The designing of a space programme is a pursuit through which the Emirates hopes to decamp reliance on oil and to further develop a footing in the arena of science and technology. The country has even pledged to build the first human settlement on Mars by 2117.
Israel was the first to set up a space programme in the Middle East in 1983. Iran in 2004, was the second space state in the region. The UAE’s cosmic ambitions have not gone undetected. In 2018, both Saudi Arabia and Turkey established space commissions within days of each other. Egypt soon followed by setting up a space agency in 2019. To make the most of what seemed like a frenzied race, the UAE established the first pan-Arab Space Coordination Group in 2019.
Mohammad bin Zayed (better known as MBZ) is widely regarded as a visionary leader. His assertive foreign policy stance which has evolved from a conservative to a risk-taking approach has helped the Emirates build significant regional influence. Sideways, it has also accentuated the various personalities which have shaped decision-making in this septuple-federation led by Abu Dhabi. The UAE approach embeds economic openness, strong leadership and a relatively secular social milieu amidst a closed political system which is based around an entrenched security state.
The Emirates growing strategic interests encompass not only the Middle East but also include the wider neighbourhood comprising of North Africa and the waterways of the Gulf of Suez, the Red Sea, the Bab al Mandeb Strait, the Gulf of Aden, the Strait of Hormuz, and the wider Arabian Sea. The UAE has also established military and economic positions in Mukalla, Aden and Mokha (Yemen), Bossaso (Puntland/Somalia), Berbera (Somaliland/ Somalia) and Assab (Eritrea) ports. China’s Belt and Road Initiative has already arrived in the Emirates in the form of a $300 million investment in the Khalifa Port in 2017.

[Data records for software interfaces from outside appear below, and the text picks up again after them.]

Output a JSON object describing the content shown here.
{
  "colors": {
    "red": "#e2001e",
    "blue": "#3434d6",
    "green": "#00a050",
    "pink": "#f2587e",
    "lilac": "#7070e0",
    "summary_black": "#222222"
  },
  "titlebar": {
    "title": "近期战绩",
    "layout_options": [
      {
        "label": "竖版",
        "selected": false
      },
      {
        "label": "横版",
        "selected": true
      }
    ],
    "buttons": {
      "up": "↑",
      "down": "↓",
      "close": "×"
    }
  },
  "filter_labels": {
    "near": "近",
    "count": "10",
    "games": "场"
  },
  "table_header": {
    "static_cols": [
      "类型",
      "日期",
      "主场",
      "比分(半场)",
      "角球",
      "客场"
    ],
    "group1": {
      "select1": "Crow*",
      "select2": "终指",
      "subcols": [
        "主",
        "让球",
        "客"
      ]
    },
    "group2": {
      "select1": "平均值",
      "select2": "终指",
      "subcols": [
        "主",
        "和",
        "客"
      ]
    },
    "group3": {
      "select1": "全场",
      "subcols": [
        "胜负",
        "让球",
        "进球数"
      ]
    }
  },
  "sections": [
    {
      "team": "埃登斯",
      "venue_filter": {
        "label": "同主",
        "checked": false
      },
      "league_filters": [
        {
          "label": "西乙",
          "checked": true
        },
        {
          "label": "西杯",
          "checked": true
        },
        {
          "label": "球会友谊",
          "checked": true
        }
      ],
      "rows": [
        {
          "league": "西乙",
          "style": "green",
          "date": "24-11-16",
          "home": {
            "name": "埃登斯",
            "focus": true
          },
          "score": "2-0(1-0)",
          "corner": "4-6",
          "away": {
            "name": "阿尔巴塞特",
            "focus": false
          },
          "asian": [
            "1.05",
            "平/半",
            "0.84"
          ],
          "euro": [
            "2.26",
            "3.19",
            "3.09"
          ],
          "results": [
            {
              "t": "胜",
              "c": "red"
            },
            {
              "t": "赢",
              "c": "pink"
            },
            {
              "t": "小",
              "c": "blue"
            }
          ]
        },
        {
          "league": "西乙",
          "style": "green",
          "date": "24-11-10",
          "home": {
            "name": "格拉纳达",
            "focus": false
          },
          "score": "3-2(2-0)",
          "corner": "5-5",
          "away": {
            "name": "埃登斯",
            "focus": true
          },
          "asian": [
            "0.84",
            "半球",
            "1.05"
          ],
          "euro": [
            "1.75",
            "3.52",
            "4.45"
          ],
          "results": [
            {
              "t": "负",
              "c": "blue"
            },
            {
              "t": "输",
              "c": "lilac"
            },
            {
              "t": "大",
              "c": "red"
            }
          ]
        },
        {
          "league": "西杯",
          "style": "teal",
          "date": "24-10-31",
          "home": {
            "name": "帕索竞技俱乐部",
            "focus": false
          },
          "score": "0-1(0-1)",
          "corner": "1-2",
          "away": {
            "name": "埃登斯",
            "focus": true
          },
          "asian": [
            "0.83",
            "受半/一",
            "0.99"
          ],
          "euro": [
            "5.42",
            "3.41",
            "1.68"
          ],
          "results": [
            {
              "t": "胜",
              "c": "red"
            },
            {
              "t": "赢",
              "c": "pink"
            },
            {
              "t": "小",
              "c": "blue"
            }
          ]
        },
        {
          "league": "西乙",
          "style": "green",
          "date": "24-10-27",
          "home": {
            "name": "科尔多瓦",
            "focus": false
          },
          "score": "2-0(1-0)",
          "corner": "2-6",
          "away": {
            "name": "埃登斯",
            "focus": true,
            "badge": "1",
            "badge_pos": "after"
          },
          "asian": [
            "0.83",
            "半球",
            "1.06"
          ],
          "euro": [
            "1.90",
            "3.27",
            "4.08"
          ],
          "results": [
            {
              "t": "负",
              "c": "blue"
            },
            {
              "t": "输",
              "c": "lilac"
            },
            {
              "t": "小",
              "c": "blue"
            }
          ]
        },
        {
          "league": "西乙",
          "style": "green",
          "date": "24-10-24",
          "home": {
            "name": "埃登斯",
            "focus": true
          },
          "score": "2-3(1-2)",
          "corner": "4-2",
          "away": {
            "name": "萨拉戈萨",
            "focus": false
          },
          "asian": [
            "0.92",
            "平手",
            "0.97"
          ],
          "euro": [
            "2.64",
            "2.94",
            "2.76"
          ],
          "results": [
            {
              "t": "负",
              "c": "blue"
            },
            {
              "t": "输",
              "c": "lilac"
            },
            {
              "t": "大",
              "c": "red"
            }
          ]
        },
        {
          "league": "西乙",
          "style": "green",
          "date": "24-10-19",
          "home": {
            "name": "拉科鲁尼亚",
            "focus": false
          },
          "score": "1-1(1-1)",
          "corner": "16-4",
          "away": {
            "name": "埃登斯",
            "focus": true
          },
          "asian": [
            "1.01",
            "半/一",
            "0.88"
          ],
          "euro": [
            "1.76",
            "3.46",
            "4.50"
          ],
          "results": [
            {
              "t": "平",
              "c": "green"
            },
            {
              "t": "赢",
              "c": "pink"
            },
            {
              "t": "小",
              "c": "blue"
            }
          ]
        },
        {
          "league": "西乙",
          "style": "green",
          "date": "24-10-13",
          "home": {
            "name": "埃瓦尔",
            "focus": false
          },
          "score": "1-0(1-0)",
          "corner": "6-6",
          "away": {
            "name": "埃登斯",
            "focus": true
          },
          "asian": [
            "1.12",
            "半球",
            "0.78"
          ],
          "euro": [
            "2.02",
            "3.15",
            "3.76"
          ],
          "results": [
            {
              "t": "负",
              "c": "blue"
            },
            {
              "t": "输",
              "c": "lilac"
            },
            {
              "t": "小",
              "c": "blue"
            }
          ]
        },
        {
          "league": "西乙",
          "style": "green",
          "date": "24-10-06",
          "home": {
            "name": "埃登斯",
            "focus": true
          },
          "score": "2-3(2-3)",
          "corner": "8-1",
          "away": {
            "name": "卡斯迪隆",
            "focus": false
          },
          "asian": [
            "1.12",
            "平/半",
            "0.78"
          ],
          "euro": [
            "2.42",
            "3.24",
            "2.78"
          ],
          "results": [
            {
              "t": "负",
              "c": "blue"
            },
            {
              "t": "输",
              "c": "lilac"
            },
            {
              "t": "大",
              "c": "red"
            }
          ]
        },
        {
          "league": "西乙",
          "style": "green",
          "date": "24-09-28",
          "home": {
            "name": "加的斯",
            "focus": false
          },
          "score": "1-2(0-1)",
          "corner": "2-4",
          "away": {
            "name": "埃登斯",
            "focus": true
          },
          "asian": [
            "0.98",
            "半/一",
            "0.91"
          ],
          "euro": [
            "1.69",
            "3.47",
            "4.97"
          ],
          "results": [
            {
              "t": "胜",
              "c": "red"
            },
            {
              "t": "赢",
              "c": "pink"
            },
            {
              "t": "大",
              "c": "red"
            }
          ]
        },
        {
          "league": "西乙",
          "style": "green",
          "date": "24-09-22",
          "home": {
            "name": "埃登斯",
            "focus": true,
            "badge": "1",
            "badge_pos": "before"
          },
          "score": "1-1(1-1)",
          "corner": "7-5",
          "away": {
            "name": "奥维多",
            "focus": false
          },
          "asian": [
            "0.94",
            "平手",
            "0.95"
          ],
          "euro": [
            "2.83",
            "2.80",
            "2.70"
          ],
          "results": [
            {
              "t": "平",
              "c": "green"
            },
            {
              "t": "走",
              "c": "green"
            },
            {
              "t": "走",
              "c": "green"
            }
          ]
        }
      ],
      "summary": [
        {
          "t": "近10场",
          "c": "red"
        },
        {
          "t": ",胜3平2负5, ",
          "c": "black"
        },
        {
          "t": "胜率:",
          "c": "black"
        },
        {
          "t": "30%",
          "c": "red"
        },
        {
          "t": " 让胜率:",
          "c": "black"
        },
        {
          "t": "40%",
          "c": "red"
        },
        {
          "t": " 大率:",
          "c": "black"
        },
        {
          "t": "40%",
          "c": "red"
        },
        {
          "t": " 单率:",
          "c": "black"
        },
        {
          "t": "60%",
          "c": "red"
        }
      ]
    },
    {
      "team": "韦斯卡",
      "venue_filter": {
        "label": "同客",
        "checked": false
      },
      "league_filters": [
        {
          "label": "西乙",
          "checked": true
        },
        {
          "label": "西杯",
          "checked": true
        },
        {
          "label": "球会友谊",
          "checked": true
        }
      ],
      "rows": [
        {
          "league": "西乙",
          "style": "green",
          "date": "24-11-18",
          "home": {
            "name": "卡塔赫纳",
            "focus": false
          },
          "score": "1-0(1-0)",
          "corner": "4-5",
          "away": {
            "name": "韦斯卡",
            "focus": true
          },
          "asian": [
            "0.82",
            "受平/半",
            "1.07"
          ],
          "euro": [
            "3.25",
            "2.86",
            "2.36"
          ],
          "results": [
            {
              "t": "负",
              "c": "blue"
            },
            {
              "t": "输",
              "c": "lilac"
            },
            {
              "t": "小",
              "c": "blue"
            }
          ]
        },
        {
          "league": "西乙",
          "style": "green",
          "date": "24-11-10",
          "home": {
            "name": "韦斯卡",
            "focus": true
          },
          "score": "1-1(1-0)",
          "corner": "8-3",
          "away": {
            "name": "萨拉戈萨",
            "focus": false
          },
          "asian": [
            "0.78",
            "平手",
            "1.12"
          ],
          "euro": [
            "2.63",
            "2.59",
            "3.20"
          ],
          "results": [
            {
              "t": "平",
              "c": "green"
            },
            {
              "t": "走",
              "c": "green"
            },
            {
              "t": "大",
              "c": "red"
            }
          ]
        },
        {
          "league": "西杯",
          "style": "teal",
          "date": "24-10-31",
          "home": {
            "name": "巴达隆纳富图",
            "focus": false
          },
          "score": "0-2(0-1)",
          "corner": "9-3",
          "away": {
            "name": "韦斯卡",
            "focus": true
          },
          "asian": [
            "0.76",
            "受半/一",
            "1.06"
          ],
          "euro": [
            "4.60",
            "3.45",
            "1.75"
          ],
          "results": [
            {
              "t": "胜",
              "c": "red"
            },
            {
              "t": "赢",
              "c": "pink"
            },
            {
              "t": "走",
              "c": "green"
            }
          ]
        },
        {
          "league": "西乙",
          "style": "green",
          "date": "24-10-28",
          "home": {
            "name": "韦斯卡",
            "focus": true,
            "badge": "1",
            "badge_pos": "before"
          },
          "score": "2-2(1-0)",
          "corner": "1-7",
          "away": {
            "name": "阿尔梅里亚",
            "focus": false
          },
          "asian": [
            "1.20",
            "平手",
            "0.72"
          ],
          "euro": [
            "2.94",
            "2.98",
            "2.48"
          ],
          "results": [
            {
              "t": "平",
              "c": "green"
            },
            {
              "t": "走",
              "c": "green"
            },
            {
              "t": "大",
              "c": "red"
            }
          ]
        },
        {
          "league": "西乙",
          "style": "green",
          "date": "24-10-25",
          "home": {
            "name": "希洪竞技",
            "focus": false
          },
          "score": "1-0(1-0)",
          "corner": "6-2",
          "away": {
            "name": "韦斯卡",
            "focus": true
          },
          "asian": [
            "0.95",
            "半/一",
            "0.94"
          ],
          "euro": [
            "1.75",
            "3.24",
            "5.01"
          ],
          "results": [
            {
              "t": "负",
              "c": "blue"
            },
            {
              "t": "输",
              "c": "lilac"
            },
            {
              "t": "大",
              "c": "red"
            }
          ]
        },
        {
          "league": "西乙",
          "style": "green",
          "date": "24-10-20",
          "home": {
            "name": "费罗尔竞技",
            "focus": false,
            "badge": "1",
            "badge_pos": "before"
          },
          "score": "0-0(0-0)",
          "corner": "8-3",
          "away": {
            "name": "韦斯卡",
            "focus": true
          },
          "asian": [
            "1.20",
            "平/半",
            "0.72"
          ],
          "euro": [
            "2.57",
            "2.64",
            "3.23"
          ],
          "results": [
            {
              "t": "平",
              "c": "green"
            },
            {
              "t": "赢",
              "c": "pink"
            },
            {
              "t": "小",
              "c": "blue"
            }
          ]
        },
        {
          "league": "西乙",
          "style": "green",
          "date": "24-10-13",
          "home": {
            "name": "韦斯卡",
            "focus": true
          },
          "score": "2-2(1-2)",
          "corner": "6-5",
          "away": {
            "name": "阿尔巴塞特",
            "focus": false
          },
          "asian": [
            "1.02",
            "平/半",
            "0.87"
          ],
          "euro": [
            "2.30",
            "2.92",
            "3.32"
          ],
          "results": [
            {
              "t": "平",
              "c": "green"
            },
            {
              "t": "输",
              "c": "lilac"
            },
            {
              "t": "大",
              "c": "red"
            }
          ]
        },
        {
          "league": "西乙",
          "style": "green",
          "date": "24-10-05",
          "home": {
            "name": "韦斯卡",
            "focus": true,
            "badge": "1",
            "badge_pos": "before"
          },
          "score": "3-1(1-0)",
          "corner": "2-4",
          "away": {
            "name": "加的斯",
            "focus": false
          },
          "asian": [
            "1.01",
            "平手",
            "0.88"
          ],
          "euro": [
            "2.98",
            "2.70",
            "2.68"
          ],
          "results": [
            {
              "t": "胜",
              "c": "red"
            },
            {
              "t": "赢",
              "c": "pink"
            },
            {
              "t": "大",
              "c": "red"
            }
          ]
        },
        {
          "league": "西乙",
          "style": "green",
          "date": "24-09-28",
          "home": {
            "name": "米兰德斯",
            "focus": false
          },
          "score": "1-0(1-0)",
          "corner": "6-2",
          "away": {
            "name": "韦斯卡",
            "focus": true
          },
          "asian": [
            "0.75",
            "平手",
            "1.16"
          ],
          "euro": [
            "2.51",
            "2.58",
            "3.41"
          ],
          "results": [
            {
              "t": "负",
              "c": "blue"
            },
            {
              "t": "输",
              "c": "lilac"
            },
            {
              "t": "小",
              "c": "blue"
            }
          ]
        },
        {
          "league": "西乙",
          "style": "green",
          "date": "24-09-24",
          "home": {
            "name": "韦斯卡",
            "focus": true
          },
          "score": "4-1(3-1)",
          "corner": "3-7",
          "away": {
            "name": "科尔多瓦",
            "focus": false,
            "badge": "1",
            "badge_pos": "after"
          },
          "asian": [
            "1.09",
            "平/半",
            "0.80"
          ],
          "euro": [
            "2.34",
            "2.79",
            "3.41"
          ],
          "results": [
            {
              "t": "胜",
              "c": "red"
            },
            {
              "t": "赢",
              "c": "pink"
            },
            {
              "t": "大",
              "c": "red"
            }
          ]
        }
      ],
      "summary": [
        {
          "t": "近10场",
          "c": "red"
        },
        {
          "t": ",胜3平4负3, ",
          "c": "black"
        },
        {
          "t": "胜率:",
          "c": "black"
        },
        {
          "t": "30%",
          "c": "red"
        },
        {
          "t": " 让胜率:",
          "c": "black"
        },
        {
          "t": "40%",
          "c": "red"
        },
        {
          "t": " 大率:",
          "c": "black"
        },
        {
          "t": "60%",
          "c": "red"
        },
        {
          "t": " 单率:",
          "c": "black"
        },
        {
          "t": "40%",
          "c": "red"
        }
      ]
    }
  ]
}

Empty buildings and grounded Emirates flights indicated how Covid-19 had effectively put brakes on the world’s fastest city. Though the Emirates was amongst the first countries to open up again, recovery and recuperation will take its time. A survey in May, undertaken by the Dubai Chamber of Commerce, showed that 75% of the businesses surveyed were expected to close within the next six months. In July, president of the Emirates air carrier lamented that a further 15% of his staff (9,000 employees) would have to be laid off. Dubai's debt burden stands at $135 million which is 125% of the country's GDP. UAE’s Central Bank anticipates the non-oil economy to contract by 4.1% this year before there can be any semblance of a gradual recovery.
However, there is a glimmer of hope that improving sentiment and preparation for the Dubai Expo in 2021 will likely moderate the projected recovery. Furthermore, according to Dr Thani bin Ahmed Al Zeyoudi, the Minister of Climate Change and Environment, UAE’s renewables sector has been resilient throughout the pandemic and the country remains on track to meet its 2050 Energy Strategy goals of clean energy. Moreover, on August 1, start-up operations in the preliminary unit of UAE’s first nuclear power plant (Barakah nuclear power plant) commenced. Hence, rightly called “Little Sparta” by the former US secretary of defense, Jim Mattis, the UAE leadership won’t allow their plans to fall through without a fight — a testament to what is said to be the Emirates unquenchable spirit.
Published in The Express Tribune, August 5th, 2020.